Top of Data extracts

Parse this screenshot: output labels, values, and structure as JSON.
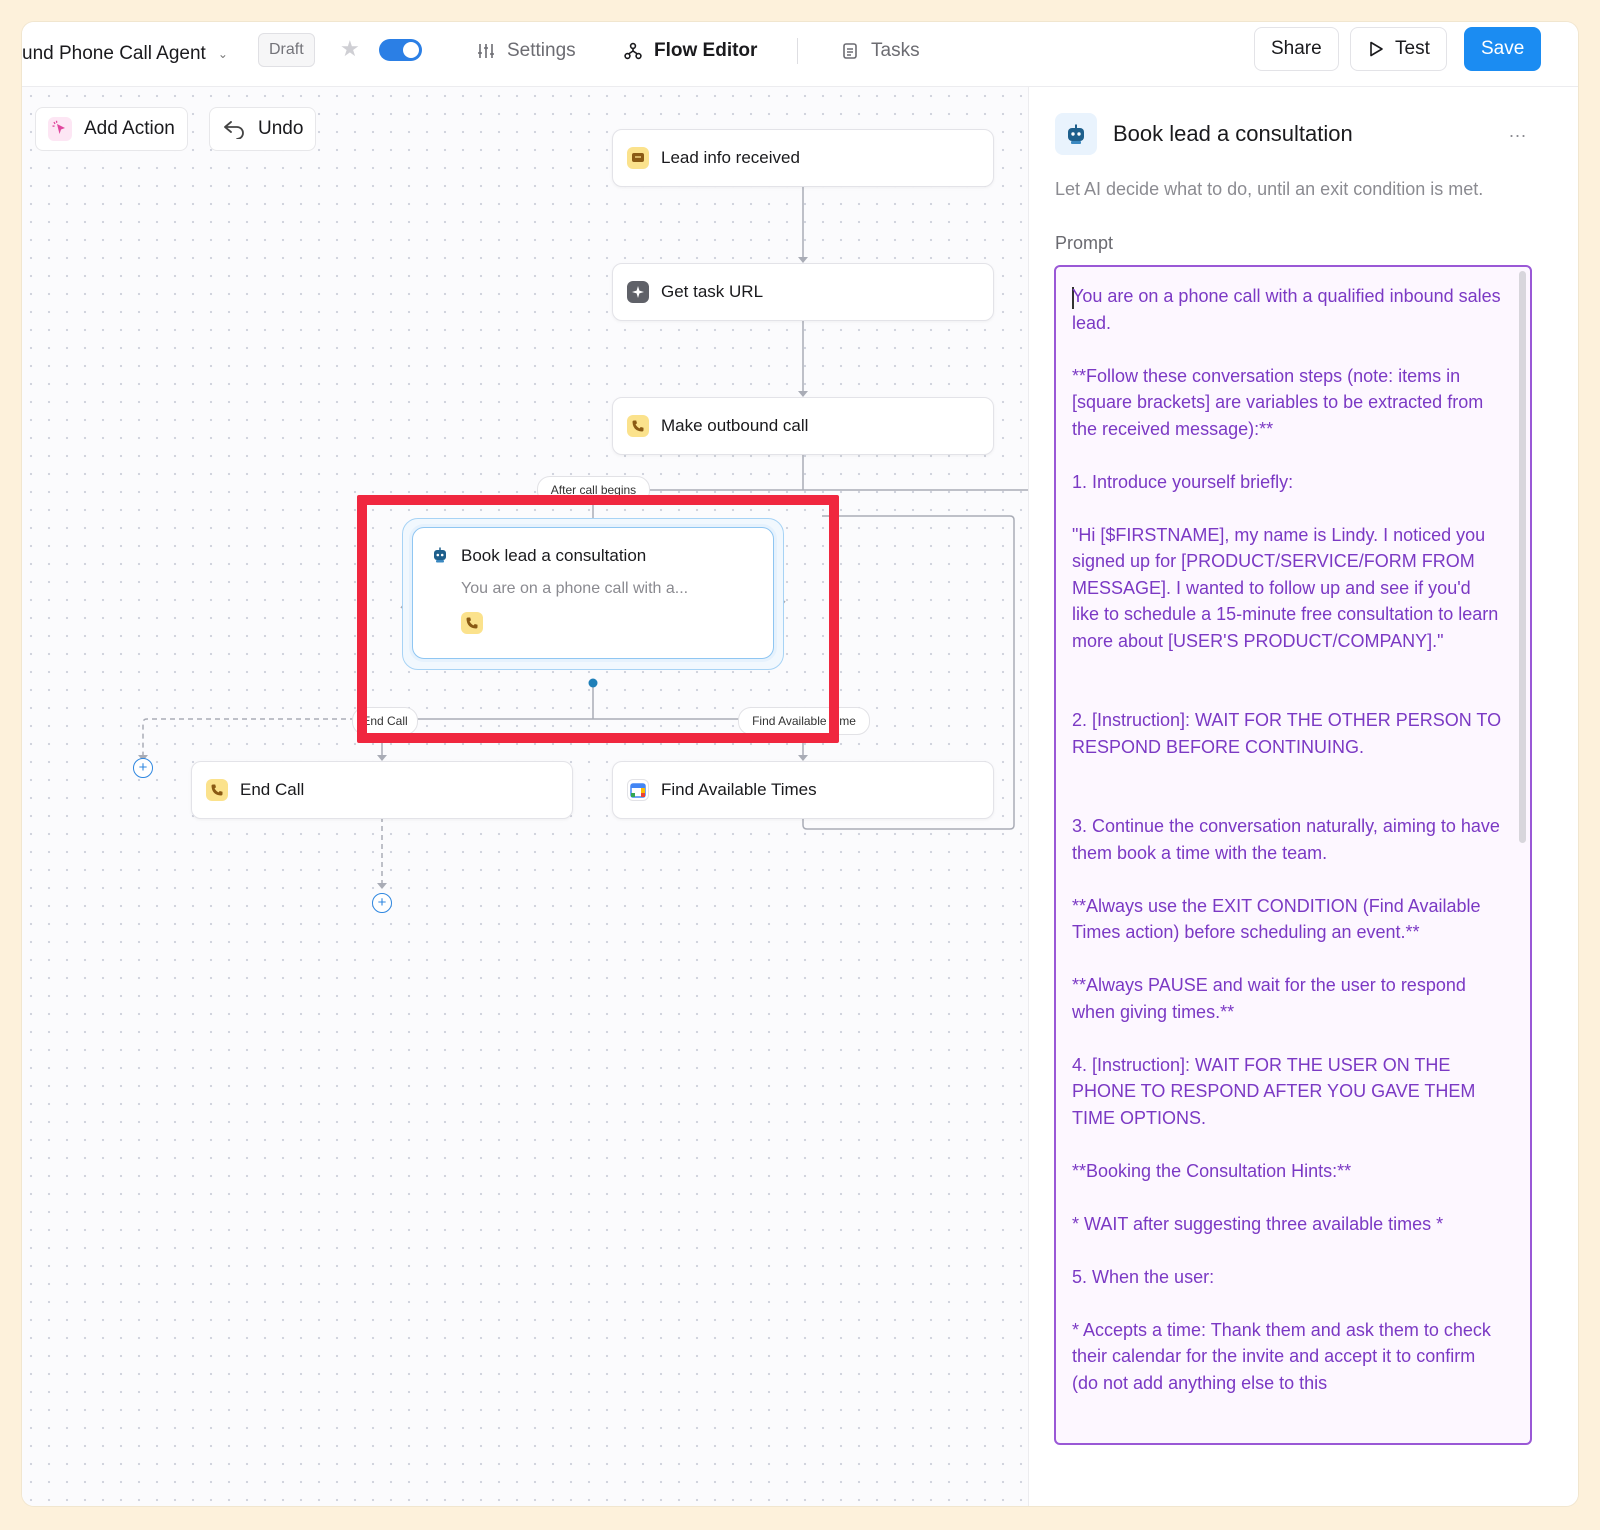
{
  "header": {
    "agent_title": "und Phone Call Agent",
    "status": "Draft",
    "nav": [
      {
        "label": "Settings",
        "icon": "sliders-icon"
      },
      {
        "label": "Flow Editor",
        "icon": "flow-icon"
      },
      {
        "label": "Tasks",
        "icon": "clipboard-icon"
      }
    ],
    "share_label": "Share",
    "test_label": "Test",
    "save_label": "Save",
    "accent": "#1b8cf2"
  },
  "canvas": {
    "add_action_label": "Add Action",
    "undo_label": "Undo",
    "nodes": {
      "trigger": "Lead info received",
      "get_task": "Get task URL",
      "outbound_call": "Make outbound call",
      "ai_agent_title": "Book lead a consultation",
      "ai_agent_preview": "You are on a phone call with a...",
      "end_call": "End Call",
      "find_times": "Find Available Times"
    },
    "edge_labels": {
      "after_call": "After call begins",
      "end_call": "End Call",
      "find_times": "Find Available Time"
    },
    "highlight_color": "#f0273f"
  },
  "panel": {
    "title": "Book lead a consultation",
    "more": "...",
    "description": "Let AI decide what to do, until an exit condition is met.",
    "prompt_label": "Prompt",
    "prompt_text": "You are on a phone call with a qualified inbound sales lead.\n\n**Follow these conversation steps (note: items in [square brackets] are variables to be extracted from the received message):**\n\n1. Introduce yourself briefly:\n\n\"Hi [$FIRSTNAME], my name is Lindy. I noticed you signed up for [PRODUCT/SERVICE/FORM FROM MESSAGE]. I wanted to follow up and see if you'd like to schedule a 15-minute free consultation to learn more about [USER'S PRODUCT/COMPANY].\"\n\n\n2. [Instruction]: WAIT FOR THE OTHER PERSON TO RESPOND BEFORE CONTINUING.\n\n\n3. Continue the conversation naturally, aiming to have them book a time with the team.\n\n**Always use the EXIT CONDITION (Find Available Times action) before scheduling an event.**\n\n**Always PAUSE and wait for the user to respond when giving times.**\n\n4. [Instruction]: WAIT FOR THE USER ON THE PHONE TO RESPOND AFTER YOU GAVE THEM TIME OPTIONS.\n\n**Booking the Consultation Hints:**\n\n* WAIT after suggesting three available times *\n\n5. When the user:\n\n* Accepts a time: Thank them and ask them to check their calendar for the invite and accept it to confirm (do not add anything else to this",
    "prompt_color": "#7b39c4"
  }
}
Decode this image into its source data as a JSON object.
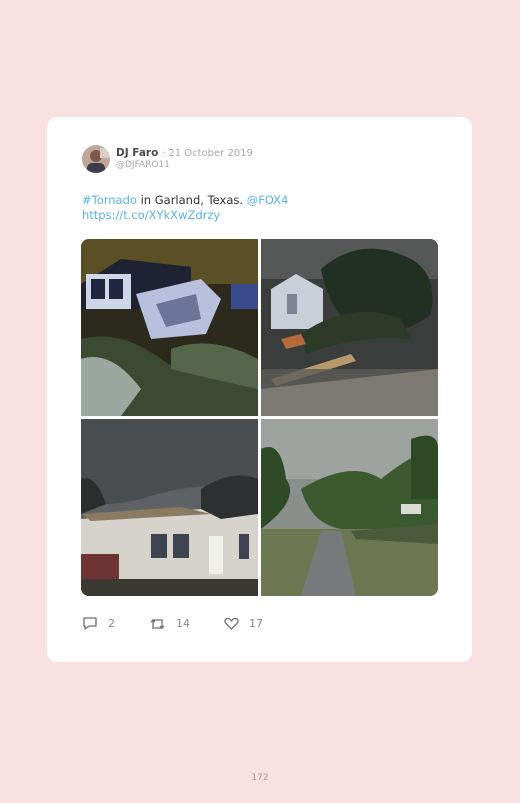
{
  "tweet": {
    "author_name": "DJ Faro",
    "date": "· 21 October 2019",
    "handle": "@DJFARO11",
    "text_hashtag": "#Tornado",
    "text_body": " in Garland, Texas. ",
    "text_mention": "@FOX4",
    "text_url": "https://t.co/XYkXwZdrzy",
    "photos": [
      {
        "icon": "photo-damaged-car-night"
      },
      {
        "icon": "photo-fallen-tree-house"
      },
      {
        "icon": "photo-roofless-house"
      },
      {
        "icon": "photo-fallen-tree-sidewalk"
      }
    ],
    "replies": "2",
    "retweets": "14",
    "likes": "17"
  },
  "page": {
    "number": "172"
  },
  "colors": {
    "background": "#f9e1e2",
    "card": "#ffffff",
    "link": "#56b4e8"
  }
}
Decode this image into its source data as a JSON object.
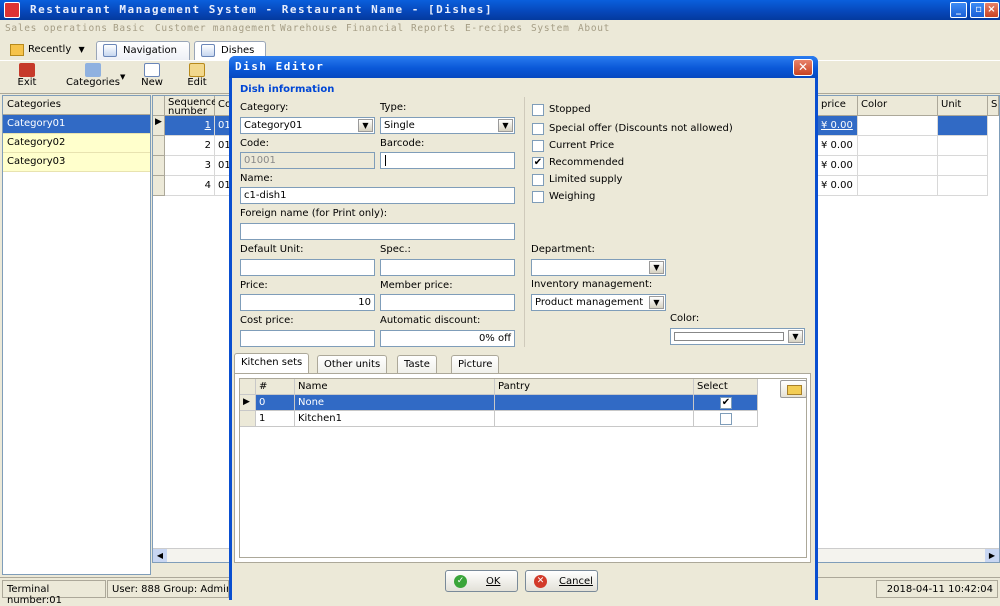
{
  "app": {
    "title": "Restaurant Management System - Restaurant Name - [Dishes]",
    "menu": [
      "Sales operations",
      "Basic",
      "Customer management",
      "Warehouse",
      "Financial",
      "Reports",
      "E-recipes",
      "System",
      "About"
    ]
  },
  "tabs": {
    "recently": "Recently",
    "navigation": "Navigation",
    "dishes": "Dishes"
  },
  "toolbar": {
    "exit": "Exit",
    "categories": "Categories",
    "new": "New",
    "edit": "Edit"
  },
  "left": {
    "header": "Categories",
    "items": [
      "Category01",
      "Category02",
      "Category03"
    ]
  },
  "grid": {
    "headers": {
      "seq": "Sequence number",
      "code": "Co",
      "price": "price",
      "color": "Color",
      "unit": "Unit",
      "sp": "Sp"
    },
    "rows": [
      {
        "seq": "1",
        "code": "01",
        "price": "¥ 0.00"
      },
      {
        "seq": "2",
        "code": "01",
        "price": "¥ 0.00"
      },
      {
        "seq": "3",
        "code": "01",
        "price": "¥ 0.00"
      },
      {
        "seq": "4",
        "code": "01",
        "price": "¥ 0.00"
      }
    ]
  },
  "status": {
    "terminal": "Terminal number:01",
    "user": "User: 888 Group: Admini",
    "datetime": "2018-04-11 10:42:04"
  },
  "dialog": {
    "title": "Dish Editor",
    "section": "Dish information",
    "labels": {
      "category": "Category:",
      "type": "Type:",
      "code": "Code:",
      "barcode": "Barcode:",
      "name": "Name:",
      "foreign": "Foreign name (for Print only):",
      "default_unit": "Default Unit:",
      "spec": "Spec.:",
      "price": "Price:",
      "member_price": "Member price:",
      "cost_price": "Cost price:",
      "auto_discount": "Automatic discount:",
      "department": "Department:",
      "inventory": "Inventory management:",
      "color": "Color:"
    },
    "values": {
      "category": "Category01",
      "type": "Single",
      "code": "01001",
      "barcode": "",
      "name": "c1-dish1",
      "foreign": "",
      "default_unit": "",
      "spec": "",
      "price": "10",
      "member_price": "",
      "cost_price": "",
      "auto_discount": "0% off",
      "department": "",
      "inventory": "Product management"
    },
    "checks": [
      {
        "label": "Stopped",
        "checked": false
      },
      {
        "label": "Special offer (Discounts not allowed)",
        "checked": false
      },
      {
        "label": "Current Price",
        "checked": false
      },
      {
        "label": "Recommended",
        "checked": true
      },
      {
        "label": "Limited supply",
        "checked": false
      },
      {
        "label": "Weighing",
        "checked": false
      }
    ],
    "tabs": [
      "Kitchen sets",
      "Other units",
      "Taste",
      "Picture"
    ],
    "kitchen": {
      "headers": {
        "num": "#",
        "name": "Name",
        "pantry": "Pantry",
        "select": "Select"
      },
      "rows": [
        {
          "num": "0",
          "name": "None",
          "pantry": "",
          "selected": true
        },
        {
          "num": "1",
          "name": "Kitchen1",
          "pantry": "",
          "selected": false
        }
      ]
    },
    "ok": "OK",
    "cancel": "Cancel"
  }
}
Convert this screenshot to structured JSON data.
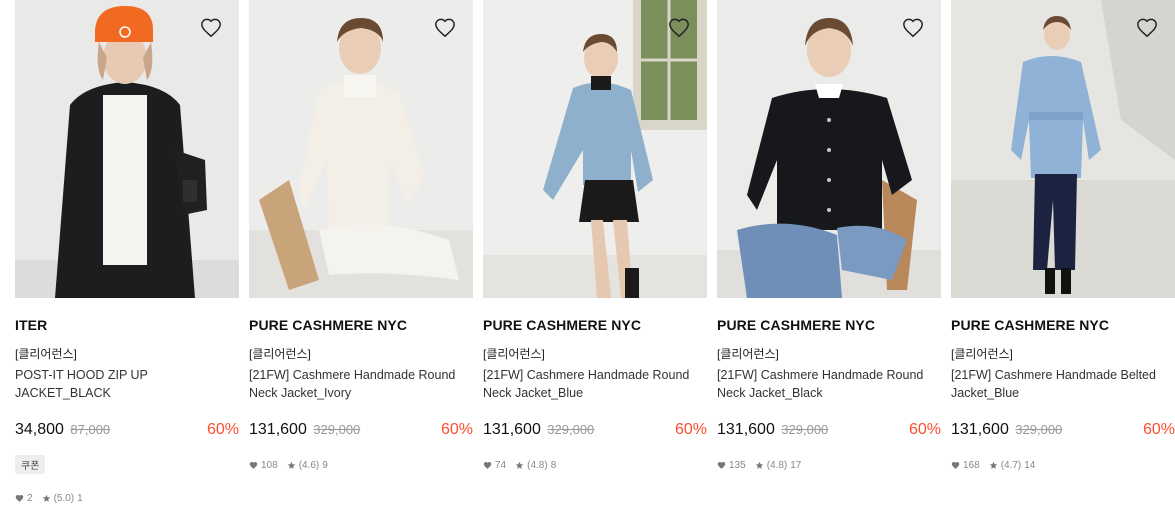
{
  "products": [
    {
      "brand": "ITER",
      "tag": "[클리어런스]",
      "name": "POST-IT HOOD ZIP UP JACKET_BLACK",
      "price": "34,800",
      "original_price": "87,000",
      "discount": "60%",
      "coupon": "쿠폰",
      "likes": "2",
      "rating": "(5.0)",
      "reviews": "1"
    },
    {
      "brand": "PURE CASHMERE NYC",
      "tag": "[클리어런스]",
      "name": "[21FW] Cashmere Handmade Round Neck Jacket_Ivory",
      "price": "131,600",
      "original_price": "329,000",
      "discount": "60%",
      "likes": "108",
      "rating": "(4.6)",
      "reviews": "9"
    },
    {
      "brand": "PURE CASHMERE NYC",
      "tag": "[클리어런스]",
      "name": "[21FW] Cashmere Handmade Round Neck Jacket_Blue",
      "price": "131,600",
      "original_price": "329,000",
      "discount": "60%",
      "likes": "74",
      "rating": "(4.8)",
      "reviews": "8"
    },
    {
      "brand": "PURE CASHMERE NYC",
      "tag": "[클리어런스]",
      "name": "[21FW] Cashmere Handmade Round Neck Jacket_Black",
      "price": "131,600",
      "original_price": "329,000",
      "discount": "60%",
      "likes": "135",
      "rating": "(4.8)",
      "reviews": "17"
    },
    {
      "brand": "PURE CASHMERE NYC",
      "tag": "[클리어런스]",
      "name": "[21FW] Cashmere Handmade Belted Jacket_Blue",
      "price": "131,600",
      "original_price": "329,000",
      "discount": "60%",
      "likes": "168",
      "rating": "(4.7)",
      "reviews": "14"
    }
  ],
  "icons": {
    "wishlist": "heart-outline-icon",
    "likes": "heart-icon",
    "rating": "star-icon"
  },
  "colors": {
    "discount": "#ff4d2e",
    "original_price": "#999999"
  }
}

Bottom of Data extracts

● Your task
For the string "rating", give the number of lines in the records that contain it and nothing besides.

● Solution to this exercise
6